** Data to use follows **
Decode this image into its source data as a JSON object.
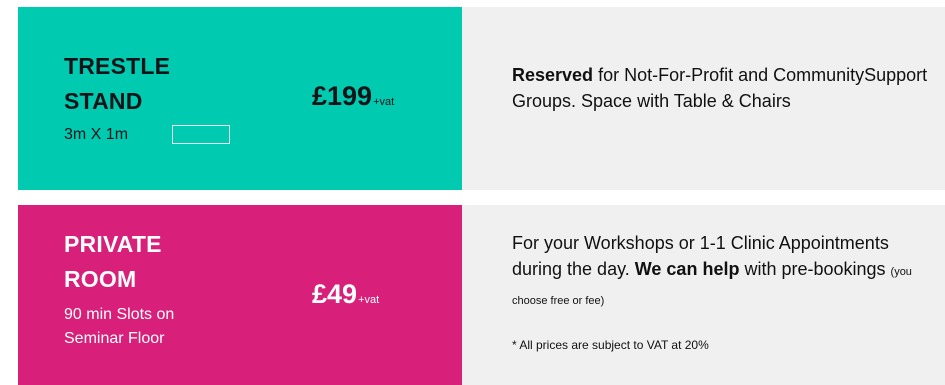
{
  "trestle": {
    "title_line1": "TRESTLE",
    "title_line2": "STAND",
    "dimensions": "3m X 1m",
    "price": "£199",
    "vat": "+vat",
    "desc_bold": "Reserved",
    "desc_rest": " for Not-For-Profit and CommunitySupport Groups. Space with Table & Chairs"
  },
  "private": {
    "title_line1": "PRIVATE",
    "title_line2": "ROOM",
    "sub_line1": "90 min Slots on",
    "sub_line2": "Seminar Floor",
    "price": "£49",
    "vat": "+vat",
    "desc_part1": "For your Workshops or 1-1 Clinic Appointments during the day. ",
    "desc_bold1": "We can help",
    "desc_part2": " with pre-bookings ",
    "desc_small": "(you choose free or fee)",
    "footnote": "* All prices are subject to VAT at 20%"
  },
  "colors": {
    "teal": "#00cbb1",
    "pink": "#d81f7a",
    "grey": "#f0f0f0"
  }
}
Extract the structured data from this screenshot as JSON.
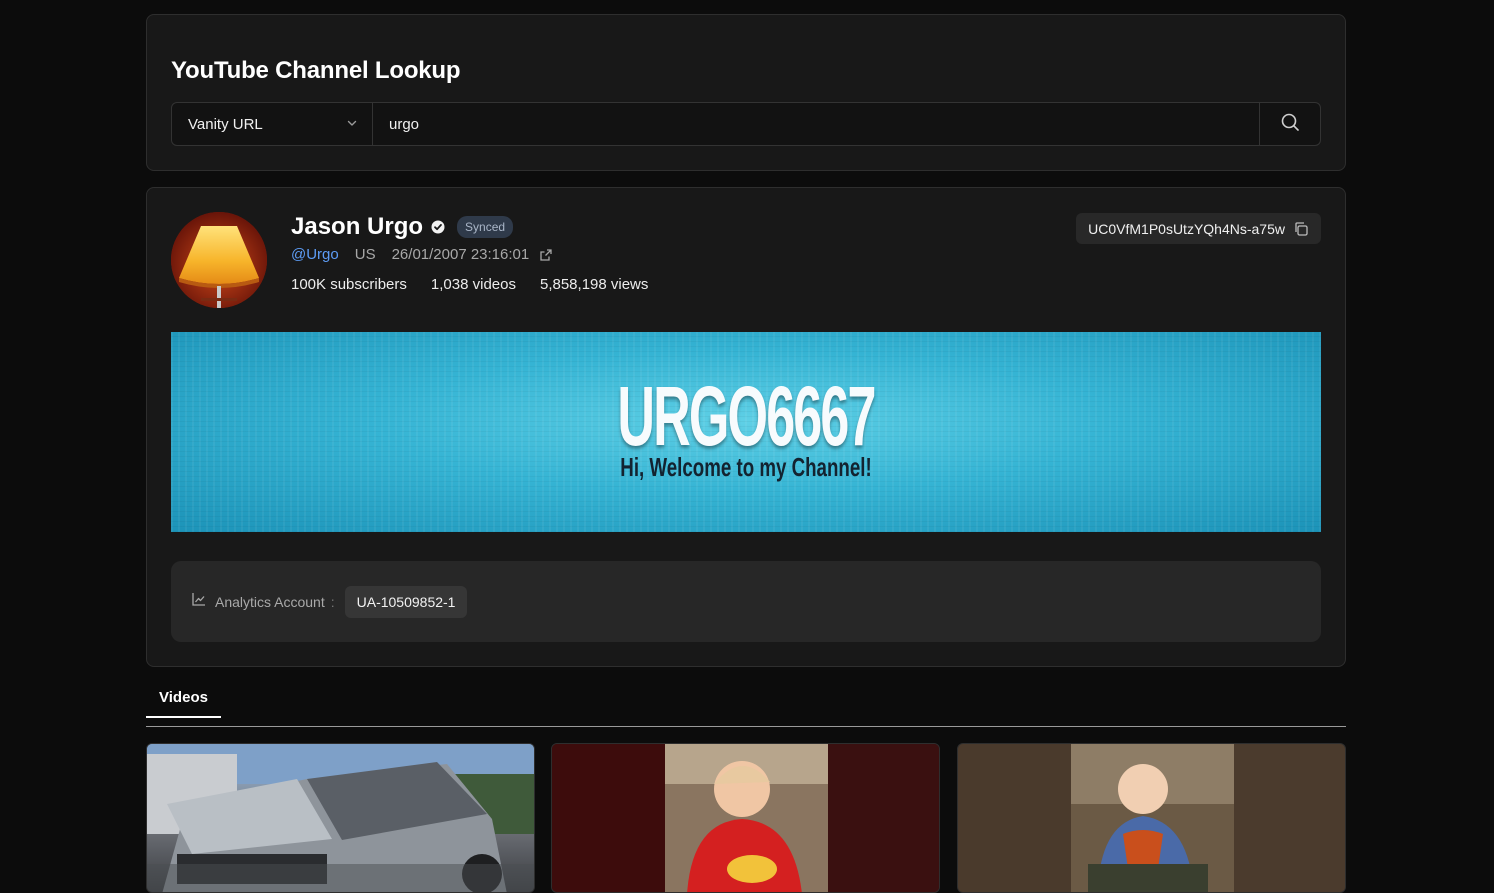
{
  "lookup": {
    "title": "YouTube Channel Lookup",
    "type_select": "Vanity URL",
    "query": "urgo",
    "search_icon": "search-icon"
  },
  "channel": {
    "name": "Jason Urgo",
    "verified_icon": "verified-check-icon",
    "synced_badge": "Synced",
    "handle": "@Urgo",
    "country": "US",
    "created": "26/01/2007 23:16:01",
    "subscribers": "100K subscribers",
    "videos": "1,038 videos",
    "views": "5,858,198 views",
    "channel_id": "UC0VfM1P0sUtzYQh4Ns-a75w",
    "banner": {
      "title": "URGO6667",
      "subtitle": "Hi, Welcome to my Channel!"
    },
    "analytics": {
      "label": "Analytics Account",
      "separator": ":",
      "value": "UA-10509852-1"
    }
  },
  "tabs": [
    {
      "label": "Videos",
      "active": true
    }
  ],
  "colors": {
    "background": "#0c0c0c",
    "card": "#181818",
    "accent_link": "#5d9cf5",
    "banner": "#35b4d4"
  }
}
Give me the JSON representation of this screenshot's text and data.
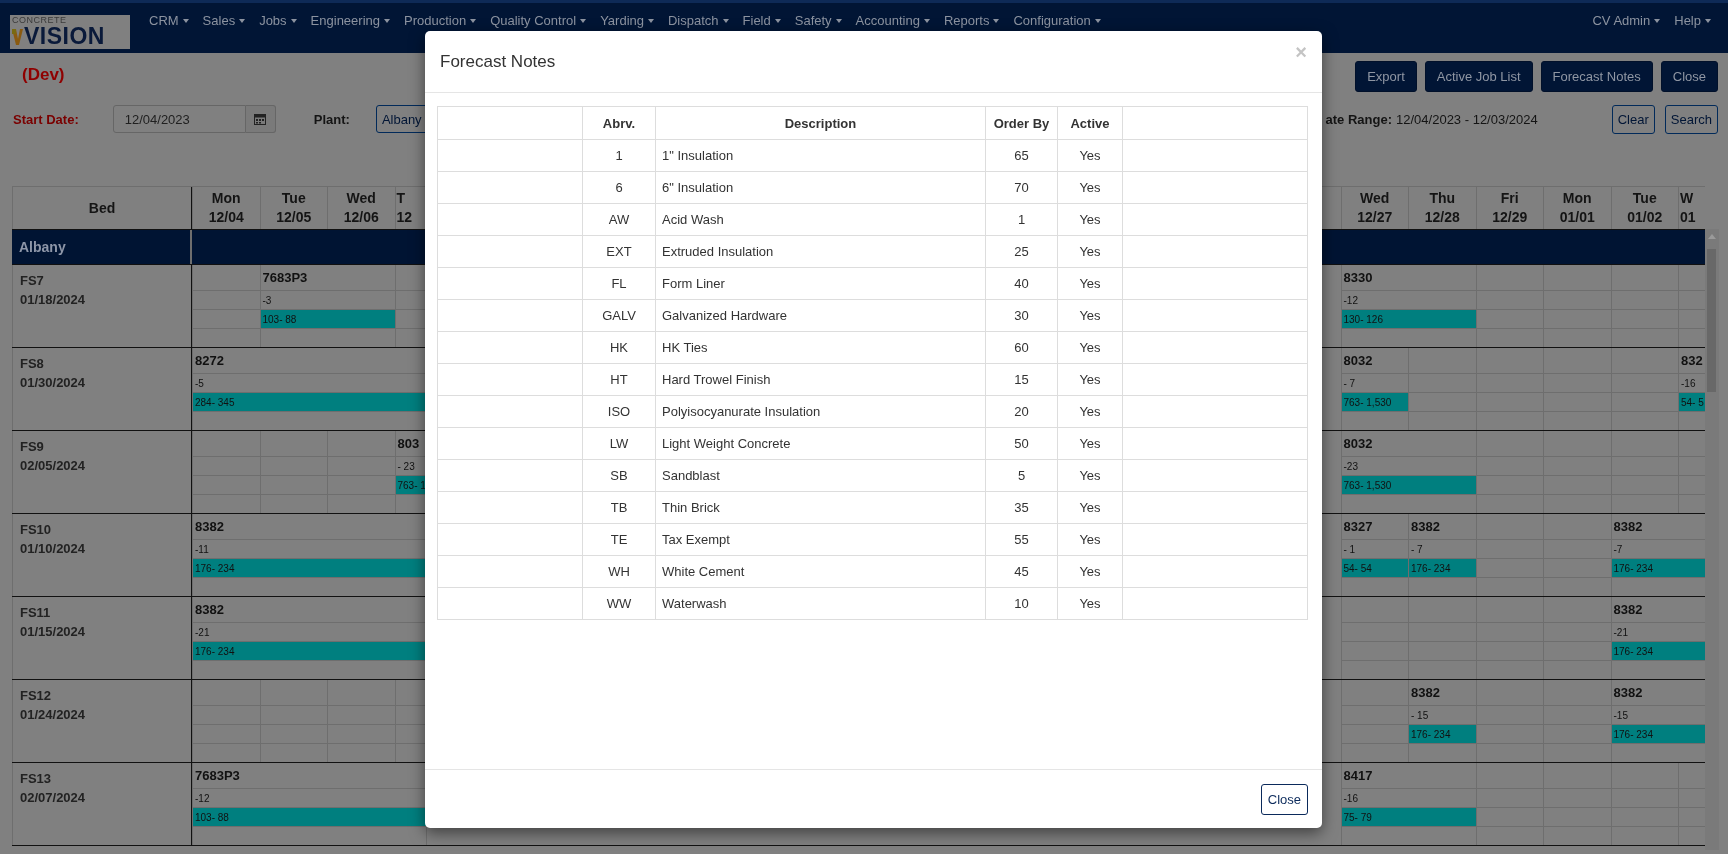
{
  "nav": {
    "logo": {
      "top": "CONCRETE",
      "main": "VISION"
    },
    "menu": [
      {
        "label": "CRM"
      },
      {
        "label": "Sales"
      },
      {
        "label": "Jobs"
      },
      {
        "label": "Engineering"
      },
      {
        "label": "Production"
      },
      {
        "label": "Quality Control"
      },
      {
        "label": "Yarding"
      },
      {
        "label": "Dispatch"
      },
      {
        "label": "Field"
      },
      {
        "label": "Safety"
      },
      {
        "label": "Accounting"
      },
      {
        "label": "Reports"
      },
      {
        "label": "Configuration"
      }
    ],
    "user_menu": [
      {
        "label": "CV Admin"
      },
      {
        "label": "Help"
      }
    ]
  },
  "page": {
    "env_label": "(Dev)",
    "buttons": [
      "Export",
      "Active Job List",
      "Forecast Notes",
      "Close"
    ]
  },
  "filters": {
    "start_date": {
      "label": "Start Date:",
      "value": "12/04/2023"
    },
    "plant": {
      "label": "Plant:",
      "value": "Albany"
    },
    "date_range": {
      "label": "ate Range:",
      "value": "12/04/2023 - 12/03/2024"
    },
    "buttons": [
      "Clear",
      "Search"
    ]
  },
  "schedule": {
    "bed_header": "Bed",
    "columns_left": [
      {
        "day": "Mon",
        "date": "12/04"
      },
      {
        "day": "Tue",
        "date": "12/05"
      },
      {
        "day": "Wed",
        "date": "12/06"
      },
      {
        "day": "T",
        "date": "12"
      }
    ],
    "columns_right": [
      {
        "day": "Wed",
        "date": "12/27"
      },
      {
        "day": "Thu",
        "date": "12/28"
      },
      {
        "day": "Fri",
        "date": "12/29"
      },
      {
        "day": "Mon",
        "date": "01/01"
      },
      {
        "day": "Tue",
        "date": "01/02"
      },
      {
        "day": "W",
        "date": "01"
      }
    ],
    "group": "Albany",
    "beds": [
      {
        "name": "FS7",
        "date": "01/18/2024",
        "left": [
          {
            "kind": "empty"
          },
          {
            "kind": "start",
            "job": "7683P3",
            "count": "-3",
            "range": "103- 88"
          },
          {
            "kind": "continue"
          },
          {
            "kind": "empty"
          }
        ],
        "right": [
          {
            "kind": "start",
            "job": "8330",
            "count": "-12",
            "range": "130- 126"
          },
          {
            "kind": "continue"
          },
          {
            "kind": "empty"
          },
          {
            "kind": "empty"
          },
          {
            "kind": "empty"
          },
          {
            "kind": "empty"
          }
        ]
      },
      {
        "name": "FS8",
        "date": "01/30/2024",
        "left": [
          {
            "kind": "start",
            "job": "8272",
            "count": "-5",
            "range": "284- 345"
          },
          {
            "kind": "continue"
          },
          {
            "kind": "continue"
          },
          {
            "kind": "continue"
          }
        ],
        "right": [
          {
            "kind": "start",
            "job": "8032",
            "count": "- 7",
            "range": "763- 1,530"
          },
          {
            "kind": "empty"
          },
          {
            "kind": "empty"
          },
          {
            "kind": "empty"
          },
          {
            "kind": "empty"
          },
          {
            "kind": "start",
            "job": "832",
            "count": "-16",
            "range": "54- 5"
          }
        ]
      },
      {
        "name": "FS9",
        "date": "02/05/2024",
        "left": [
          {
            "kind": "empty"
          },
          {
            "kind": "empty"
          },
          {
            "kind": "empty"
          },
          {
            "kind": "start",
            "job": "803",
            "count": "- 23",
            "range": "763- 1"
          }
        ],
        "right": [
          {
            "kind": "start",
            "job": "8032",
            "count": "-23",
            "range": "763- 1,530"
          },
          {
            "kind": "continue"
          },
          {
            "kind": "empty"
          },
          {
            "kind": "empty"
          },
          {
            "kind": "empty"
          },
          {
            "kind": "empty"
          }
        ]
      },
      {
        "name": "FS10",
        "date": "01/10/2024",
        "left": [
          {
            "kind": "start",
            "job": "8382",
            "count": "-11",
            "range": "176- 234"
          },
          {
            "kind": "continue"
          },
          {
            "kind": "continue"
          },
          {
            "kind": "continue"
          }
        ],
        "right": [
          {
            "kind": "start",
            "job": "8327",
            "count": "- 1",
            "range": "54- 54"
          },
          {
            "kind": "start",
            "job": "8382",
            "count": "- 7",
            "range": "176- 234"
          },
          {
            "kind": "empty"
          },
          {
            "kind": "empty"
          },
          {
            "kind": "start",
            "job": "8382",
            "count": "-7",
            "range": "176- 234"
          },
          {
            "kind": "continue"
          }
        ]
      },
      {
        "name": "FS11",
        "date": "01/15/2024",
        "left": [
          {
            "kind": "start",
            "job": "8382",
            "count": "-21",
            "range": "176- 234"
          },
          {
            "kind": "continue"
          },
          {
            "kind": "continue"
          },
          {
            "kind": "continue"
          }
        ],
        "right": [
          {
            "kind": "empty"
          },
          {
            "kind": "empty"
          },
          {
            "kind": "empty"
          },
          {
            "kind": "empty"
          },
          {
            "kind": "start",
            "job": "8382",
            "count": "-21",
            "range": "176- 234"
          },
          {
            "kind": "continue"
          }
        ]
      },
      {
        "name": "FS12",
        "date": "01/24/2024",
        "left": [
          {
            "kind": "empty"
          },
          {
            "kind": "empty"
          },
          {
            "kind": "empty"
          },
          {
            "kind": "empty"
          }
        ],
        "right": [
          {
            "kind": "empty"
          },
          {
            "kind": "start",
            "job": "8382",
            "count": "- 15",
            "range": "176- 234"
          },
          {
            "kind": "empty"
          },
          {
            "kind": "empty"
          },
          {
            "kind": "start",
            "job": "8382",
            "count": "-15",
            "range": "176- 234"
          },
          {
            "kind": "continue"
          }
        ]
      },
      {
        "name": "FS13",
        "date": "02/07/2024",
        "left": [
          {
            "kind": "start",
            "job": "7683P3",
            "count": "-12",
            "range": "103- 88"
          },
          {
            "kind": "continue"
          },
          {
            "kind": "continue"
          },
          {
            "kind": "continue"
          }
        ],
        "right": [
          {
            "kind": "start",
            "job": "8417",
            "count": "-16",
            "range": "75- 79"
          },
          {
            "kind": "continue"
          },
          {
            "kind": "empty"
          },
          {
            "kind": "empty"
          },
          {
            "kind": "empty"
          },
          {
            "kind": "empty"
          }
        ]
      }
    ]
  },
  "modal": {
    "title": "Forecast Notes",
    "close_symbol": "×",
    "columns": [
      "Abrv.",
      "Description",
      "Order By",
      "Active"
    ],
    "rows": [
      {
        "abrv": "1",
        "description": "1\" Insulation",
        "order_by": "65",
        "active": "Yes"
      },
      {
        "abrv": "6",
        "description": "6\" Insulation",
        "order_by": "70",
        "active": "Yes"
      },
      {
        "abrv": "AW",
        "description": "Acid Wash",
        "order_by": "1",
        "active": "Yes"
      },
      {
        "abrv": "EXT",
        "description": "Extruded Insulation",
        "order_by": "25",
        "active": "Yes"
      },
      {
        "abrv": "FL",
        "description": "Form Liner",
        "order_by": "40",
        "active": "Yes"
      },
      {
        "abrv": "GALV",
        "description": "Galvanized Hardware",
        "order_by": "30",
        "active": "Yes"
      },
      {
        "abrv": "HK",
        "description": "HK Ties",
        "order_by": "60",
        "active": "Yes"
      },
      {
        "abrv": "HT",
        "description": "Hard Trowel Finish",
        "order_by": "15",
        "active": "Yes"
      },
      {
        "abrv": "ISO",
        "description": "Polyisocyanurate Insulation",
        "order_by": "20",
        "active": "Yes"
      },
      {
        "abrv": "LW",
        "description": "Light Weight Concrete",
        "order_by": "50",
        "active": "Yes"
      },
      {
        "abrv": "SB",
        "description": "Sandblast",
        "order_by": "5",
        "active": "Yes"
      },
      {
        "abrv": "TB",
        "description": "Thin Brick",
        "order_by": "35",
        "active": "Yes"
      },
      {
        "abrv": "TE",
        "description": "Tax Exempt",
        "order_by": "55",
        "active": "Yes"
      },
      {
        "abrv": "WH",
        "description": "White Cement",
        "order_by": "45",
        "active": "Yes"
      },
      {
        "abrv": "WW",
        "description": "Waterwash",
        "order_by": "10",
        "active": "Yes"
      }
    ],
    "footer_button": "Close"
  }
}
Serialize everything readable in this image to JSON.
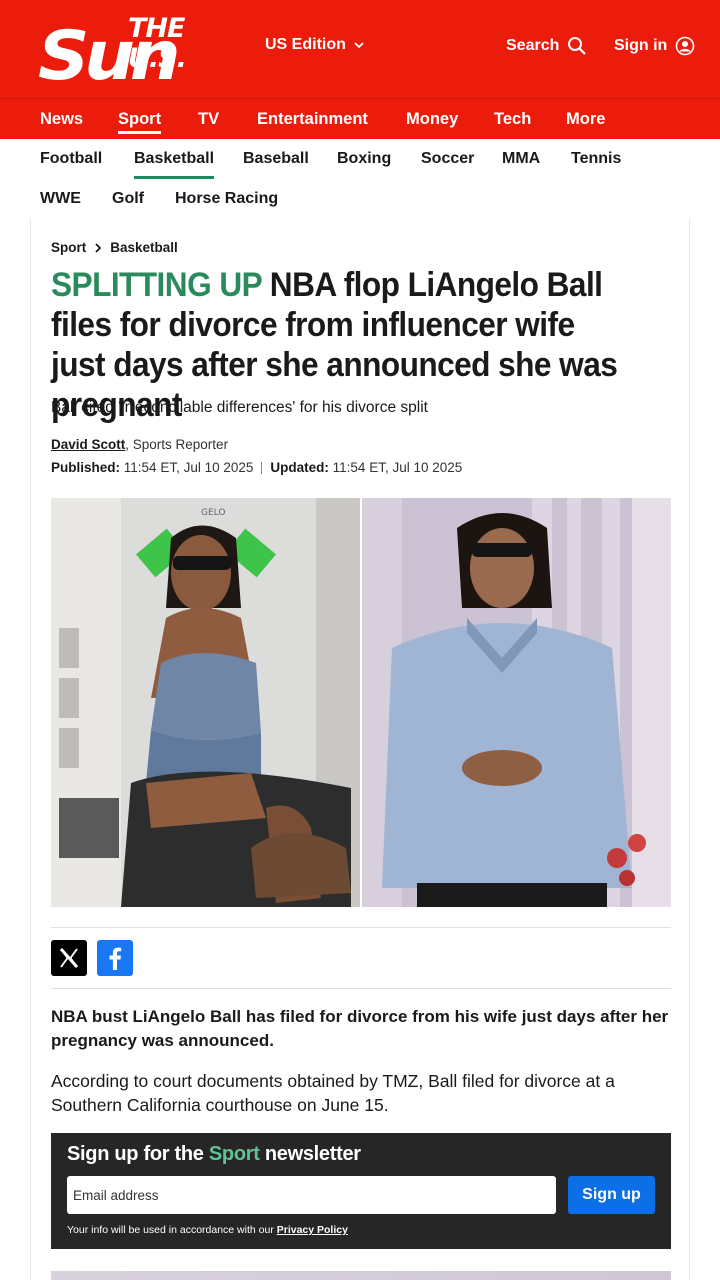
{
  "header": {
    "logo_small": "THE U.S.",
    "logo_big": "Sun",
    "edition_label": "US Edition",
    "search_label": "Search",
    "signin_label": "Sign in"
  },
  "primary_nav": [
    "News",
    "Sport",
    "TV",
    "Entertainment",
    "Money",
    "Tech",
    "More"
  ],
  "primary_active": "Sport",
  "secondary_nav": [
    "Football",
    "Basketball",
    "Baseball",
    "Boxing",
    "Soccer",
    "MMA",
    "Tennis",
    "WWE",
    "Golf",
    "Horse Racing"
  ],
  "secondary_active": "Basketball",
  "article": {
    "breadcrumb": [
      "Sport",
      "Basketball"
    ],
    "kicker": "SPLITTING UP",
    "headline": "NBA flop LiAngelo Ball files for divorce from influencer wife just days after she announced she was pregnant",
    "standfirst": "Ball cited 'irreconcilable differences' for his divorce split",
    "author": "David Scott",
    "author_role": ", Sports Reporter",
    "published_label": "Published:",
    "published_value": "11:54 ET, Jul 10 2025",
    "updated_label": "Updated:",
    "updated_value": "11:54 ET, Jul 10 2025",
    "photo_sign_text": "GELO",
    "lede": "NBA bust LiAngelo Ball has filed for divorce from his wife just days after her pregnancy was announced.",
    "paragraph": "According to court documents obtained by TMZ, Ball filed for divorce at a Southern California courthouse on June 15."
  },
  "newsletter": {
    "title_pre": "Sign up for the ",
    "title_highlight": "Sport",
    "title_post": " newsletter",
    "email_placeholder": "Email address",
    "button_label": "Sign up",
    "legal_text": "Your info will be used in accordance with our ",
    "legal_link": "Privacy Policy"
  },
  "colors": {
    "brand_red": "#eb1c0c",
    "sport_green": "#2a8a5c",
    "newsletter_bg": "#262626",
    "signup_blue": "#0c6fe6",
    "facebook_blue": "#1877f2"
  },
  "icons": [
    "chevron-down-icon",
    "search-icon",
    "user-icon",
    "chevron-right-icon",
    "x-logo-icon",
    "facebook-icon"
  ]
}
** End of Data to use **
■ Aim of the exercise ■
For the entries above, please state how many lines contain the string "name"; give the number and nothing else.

■ Answer to the problem ■
8